The federal government is reviewing how it supports co-ops like hers. But like so many others, Neault doesn't want to leave Vancouver: "It's home. It's where my family is."
Despite the big city outside her community's door, Neault says, "I really can't imagine raising Sol anywhere else now."
Vancouver Co-housing, East Van
Shortly after Andrew Stephens-Rennie, his partner, Ericka, and their young son moved into Vancouver's first co-housing project at 1733 East 33rd Avenue, a mail carrier came by. "It looks like humans designed this place," the postie remarked in admiration.
When the co-housing community received its permit from the City of Vancouver on Feb. 22 this year to occupy its 31 units, 29 were already sold; the two remaining rental units had signed leases.
Centred around a shared courtyard, Vancouver Co-housing was designed by its own residents with 6,000 square feet of common amenity space. There are no darkened hallways. Instead, as Stephens-Rennie says, "there's connectivity and life and vibrancy to the space."
The property, assembled from three single-family lots, has a "common house" on the north end. Below its gabled roof is a yoga studio, office space, large kitchen, dining area and a kids' playroom. Families cook common meals several times a week; playtimes and office work are at the pleasure of residents.
It wasn't all built overnight. It took four years of monthly meetings to translate the future residents' vision and values into policy and infrastructure. Operating on a consensus basis -- as opposed to a 50 per cent plus one model -- decisions can take a long time. Stephens-Rennie defends it though, saying it means "most of the people get most of what they want, most of the time."

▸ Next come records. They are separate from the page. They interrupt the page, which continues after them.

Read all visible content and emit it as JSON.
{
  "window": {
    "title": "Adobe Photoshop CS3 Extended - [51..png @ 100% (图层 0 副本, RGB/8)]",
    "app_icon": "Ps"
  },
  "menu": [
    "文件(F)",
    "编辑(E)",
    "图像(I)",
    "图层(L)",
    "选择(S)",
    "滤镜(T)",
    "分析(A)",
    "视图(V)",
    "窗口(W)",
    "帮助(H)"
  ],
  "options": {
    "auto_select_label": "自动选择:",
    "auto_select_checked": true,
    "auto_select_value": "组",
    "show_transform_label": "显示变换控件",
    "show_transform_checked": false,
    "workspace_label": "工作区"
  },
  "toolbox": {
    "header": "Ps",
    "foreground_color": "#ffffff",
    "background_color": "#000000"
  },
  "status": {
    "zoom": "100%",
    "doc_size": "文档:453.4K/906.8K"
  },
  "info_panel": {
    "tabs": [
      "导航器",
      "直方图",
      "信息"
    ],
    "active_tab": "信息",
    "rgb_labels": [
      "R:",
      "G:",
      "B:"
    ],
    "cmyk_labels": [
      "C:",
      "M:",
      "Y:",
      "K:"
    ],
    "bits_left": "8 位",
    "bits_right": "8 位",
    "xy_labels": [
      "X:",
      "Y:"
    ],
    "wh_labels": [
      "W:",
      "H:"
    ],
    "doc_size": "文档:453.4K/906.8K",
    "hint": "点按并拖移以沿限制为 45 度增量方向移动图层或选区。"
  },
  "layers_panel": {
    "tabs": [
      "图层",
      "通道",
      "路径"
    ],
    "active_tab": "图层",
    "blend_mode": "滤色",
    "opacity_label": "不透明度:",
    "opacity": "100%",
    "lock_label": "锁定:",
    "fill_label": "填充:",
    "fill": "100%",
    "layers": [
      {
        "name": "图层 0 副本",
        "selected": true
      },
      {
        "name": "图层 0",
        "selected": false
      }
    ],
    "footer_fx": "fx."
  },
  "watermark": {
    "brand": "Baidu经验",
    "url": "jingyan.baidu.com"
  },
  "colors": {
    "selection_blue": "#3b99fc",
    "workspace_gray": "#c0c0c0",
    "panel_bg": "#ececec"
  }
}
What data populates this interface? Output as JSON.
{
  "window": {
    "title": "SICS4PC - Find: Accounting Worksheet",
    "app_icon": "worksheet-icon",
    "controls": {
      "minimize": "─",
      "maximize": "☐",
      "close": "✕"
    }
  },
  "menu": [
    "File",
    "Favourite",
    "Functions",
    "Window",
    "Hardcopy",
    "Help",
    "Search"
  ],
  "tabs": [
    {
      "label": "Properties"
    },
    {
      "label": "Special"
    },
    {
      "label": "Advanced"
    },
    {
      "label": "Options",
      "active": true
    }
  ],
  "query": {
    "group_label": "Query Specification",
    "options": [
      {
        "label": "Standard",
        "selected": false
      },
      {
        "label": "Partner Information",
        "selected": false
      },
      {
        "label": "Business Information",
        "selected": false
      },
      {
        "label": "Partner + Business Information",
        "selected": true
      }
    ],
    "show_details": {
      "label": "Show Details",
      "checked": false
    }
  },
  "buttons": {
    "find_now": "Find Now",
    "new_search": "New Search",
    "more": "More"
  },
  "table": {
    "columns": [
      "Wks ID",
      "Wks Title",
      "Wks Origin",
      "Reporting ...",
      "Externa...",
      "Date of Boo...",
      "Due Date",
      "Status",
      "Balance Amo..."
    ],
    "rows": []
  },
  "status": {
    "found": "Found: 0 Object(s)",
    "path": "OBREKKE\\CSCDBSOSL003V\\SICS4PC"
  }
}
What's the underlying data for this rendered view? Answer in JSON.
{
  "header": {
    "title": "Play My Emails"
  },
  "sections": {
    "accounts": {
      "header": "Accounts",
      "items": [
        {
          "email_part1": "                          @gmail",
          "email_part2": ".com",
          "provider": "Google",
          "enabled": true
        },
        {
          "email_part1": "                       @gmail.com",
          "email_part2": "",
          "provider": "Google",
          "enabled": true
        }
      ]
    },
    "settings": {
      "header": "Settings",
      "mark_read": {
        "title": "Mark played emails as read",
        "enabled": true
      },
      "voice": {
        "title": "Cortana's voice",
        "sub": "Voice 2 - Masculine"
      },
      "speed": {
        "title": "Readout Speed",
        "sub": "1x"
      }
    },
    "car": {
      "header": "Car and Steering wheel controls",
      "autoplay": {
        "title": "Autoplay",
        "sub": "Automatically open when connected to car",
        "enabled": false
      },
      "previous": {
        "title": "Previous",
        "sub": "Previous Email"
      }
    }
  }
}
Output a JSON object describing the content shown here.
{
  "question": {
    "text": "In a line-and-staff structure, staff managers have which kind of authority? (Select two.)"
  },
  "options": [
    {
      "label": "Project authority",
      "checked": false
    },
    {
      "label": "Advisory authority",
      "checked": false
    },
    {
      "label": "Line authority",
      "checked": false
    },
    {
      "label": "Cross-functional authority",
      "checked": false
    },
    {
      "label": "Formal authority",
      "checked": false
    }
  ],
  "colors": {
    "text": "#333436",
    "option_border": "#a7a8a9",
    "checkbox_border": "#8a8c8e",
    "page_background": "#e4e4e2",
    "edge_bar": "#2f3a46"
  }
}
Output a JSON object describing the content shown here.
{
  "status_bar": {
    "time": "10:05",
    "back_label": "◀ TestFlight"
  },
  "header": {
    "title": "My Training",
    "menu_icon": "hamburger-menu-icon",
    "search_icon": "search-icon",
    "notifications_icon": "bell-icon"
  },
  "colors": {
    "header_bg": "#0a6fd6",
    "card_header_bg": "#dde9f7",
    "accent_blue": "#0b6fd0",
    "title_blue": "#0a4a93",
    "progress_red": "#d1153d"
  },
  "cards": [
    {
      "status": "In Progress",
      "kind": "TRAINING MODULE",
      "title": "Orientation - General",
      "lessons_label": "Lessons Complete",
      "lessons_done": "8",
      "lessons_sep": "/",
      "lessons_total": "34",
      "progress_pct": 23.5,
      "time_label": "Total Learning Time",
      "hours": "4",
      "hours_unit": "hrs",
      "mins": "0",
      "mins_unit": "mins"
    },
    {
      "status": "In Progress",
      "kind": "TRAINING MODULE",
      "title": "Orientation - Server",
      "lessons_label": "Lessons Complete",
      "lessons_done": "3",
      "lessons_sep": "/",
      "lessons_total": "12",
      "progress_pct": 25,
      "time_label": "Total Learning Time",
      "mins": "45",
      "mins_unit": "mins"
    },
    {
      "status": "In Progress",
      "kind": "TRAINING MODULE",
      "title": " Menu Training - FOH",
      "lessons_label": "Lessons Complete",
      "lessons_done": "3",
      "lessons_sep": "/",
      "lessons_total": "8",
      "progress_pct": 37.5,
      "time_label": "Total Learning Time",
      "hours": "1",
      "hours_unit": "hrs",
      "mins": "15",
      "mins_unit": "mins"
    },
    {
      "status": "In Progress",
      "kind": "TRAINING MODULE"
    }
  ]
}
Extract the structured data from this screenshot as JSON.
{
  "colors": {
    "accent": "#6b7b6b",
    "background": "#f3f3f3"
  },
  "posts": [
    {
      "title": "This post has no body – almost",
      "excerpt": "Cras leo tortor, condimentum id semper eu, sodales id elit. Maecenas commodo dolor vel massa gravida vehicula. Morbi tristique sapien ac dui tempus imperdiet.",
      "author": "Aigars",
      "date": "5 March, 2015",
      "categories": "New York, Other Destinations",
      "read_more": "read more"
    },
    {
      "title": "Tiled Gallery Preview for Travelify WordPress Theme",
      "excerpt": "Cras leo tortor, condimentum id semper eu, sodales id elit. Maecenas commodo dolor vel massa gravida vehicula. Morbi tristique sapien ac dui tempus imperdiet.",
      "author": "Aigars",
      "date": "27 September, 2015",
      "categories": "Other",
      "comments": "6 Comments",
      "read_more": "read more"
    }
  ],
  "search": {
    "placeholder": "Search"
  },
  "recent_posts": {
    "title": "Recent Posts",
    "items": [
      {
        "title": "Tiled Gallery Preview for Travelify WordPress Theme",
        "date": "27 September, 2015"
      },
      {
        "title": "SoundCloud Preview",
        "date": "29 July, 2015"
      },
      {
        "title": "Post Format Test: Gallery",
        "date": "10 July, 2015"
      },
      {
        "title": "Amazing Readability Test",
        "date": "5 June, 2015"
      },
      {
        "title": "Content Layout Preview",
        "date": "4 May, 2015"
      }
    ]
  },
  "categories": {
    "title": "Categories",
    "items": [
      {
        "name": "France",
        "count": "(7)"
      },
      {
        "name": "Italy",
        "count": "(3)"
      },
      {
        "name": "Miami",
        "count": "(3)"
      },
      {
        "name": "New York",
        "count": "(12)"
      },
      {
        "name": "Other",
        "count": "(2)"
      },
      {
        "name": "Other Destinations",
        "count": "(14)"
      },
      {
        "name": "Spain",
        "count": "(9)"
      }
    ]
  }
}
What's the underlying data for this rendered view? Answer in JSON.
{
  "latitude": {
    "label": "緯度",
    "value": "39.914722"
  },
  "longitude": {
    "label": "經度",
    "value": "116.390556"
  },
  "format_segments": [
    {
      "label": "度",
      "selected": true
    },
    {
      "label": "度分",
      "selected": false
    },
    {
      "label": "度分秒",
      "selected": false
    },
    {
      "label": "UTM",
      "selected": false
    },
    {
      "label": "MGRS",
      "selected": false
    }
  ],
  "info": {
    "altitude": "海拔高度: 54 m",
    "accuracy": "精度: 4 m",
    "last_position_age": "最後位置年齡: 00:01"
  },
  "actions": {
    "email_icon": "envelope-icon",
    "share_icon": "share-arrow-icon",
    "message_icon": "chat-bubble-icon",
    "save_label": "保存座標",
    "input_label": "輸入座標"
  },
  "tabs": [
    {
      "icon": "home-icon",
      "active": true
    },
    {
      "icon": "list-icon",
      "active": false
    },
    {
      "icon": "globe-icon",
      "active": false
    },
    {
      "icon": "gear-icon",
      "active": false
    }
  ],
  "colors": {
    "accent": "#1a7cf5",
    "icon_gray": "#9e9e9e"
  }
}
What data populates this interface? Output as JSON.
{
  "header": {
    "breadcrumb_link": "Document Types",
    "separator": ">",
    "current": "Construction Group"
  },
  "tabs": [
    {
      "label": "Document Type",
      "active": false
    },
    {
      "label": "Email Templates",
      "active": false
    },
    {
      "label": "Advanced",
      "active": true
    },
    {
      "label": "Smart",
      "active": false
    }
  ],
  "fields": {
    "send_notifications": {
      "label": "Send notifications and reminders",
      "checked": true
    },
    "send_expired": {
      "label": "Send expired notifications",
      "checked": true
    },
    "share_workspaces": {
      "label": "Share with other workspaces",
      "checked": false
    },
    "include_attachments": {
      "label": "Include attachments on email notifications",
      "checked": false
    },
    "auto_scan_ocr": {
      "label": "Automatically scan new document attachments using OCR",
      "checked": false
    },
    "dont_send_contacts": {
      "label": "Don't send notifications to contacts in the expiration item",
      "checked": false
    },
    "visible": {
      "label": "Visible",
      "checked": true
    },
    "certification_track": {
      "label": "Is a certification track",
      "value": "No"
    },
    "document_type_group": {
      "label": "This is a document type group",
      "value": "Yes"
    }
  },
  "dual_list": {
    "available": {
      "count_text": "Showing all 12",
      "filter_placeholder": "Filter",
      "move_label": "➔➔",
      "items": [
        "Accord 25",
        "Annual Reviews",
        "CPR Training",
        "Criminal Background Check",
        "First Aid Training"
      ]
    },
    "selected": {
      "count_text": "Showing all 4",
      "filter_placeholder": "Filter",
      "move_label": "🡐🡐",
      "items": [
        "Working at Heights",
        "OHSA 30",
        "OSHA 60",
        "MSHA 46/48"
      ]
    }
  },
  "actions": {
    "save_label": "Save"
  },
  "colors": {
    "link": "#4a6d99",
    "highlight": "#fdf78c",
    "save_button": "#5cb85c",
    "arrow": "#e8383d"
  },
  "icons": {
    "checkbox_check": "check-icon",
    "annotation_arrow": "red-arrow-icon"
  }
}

Stephens-Rennie has lived in the new multi-family community for less than four months, but he already has memories.
He's seen his three-year-old interact confidently with adults, as well as other children. When the couple's two-month-old was born at home, Stephens-Rennie walked out into the courtyard cradling the blanketed newborn. "One neighbour yelled, ‘Do you need coffee?'" he recalls. "Five minutes later there was a latte in my hand and one for Ericka as well."
But why invest money and time into building a home -- however utopian -- in a city of empty condos?
According to Stephens-Rennie, "part of it is that very thing, that we do have a housing problem." Beginning with his own co-housing project, Stephens-Rennie is committed to resisting the idea that Vancouver can't be affordable for everyone.
Vancouver Co-housing, built on land purchased at market rates, won't be the answer for all incomes. But Stephens-Rennie sees it as just one of many possible solutions to Vancouver's housing crisis.
As a community outreach worker at Christ Church Anglican Cathedral, he sees another in faith communities, major landowners in the city. "The church and other religious institutions really need to think about the use of their land and how they can be co-participants in finding solutions to the housing crisis," Stephens-Rennie says.
While Stephens-Rennie is the first to admit that seeking different ways of living is "a hell of a lot of work," he is simultaneously baffled by "our inability to imagine a different future." It would be nice if solutions were provided from above. But Stephens-Rennie argues that citizens can also find them from below.